==== Data under study ====
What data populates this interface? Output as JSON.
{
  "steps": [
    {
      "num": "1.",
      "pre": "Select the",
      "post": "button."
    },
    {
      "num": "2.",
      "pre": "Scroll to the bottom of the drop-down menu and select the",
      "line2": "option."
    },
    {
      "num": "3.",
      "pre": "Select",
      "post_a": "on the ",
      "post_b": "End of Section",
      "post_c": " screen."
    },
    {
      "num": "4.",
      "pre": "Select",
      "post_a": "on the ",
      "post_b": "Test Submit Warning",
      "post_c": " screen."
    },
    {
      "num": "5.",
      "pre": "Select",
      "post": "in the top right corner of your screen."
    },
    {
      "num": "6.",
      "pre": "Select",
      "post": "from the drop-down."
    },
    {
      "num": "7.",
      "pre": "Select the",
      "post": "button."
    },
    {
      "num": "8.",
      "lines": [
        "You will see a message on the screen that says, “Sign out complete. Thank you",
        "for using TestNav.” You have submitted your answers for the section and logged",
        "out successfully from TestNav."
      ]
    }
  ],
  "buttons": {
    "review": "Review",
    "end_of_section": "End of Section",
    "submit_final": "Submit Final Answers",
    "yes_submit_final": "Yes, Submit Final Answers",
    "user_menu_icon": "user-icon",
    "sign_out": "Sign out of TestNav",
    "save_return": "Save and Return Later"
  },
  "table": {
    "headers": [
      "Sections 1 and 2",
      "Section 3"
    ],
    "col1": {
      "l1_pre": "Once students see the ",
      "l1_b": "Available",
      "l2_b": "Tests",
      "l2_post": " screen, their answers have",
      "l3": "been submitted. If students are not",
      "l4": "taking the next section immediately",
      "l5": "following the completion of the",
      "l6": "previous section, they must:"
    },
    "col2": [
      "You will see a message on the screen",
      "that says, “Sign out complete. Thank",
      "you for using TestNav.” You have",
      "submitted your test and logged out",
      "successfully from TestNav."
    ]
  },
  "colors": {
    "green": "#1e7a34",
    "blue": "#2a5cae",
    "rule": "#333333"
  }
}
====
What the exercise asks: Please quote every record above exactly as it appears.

Response to this task:
What data populates this interface? Output as JSON.
{
  "steps": [
    {
      "num": "1.",
      "pre": "Select the",
      "post": "button."
    },
    {
      "num": "2.",
      "pre": "Scroll to the bottom of the drop-down menu and select the",
      "line2": "option."
    },
    {
      "num": "3.",
      "pre": "Select",
      "post_a": "on the ",
      "post_b": "End of Section",
      "post_c": " screen."
    },
    {
      "num": "4.",
      "pre": "Select",
      "post_a": "on the ",
      "post_b": "Test Submit Warning",
      "post_c": " screen."
    },
    {
      "num": "5.",
      "pre": "Select",
      "post": "in the top right corner of your screen."
    },
    {
      "num": "6.",
      "pre": "Select",
      "post": "from the drop-down."
    },
    {
      "num": "7.",
      "pre": "Select the",
      "post": "button."
    },
    {
      "num": "8.",
      "lines": [
        "You will see a message on the screen that says, “Sign out complete. Thank you",
        "for using TestNav.” You have submitted your answers for the section and logged",
        "out successfully from TestNav."
      ]
    }
  ],
  "buttons": {
    "review": "Review",
    "end_of_section": "End of Section",
    "submit_final": "Submit Final Answers",
    "yes_submit_final": "Yes, Submit Final Answers",
    "user_menu_icon": "user-icon",
    "sign_out": "Sign out of TestNav",
    "save_return": "Save and Return Later"
  },
  "table": {
    "headers": [
      "Sections 1 and 2",
      "Section 3"
    ],
    "col1": {
      "l1_pre": "Once students see the ",
      "l1_b": "Available",
      "l2_b": "Tests",
      "l2_post": " screen, their answers have",
      "l3": "been submitted. If students are not",
      "l4": "taking the next section immediately",
      "l5": "following the completion of the",
      "l6": "previous section, they must:"
    },
    "col2": [
      "You will see a message on the screen",
      "that says, “Sign out complete. Thank",
      "you for using TestNav.” You have",
      "submitted your test and logged out",
      "successfully from TestNav."
    ]
  },
  "colors": {
    "green": "#1e7a34",
    "blue": "#2a5cae",
    "rule": "#333333"
  }
}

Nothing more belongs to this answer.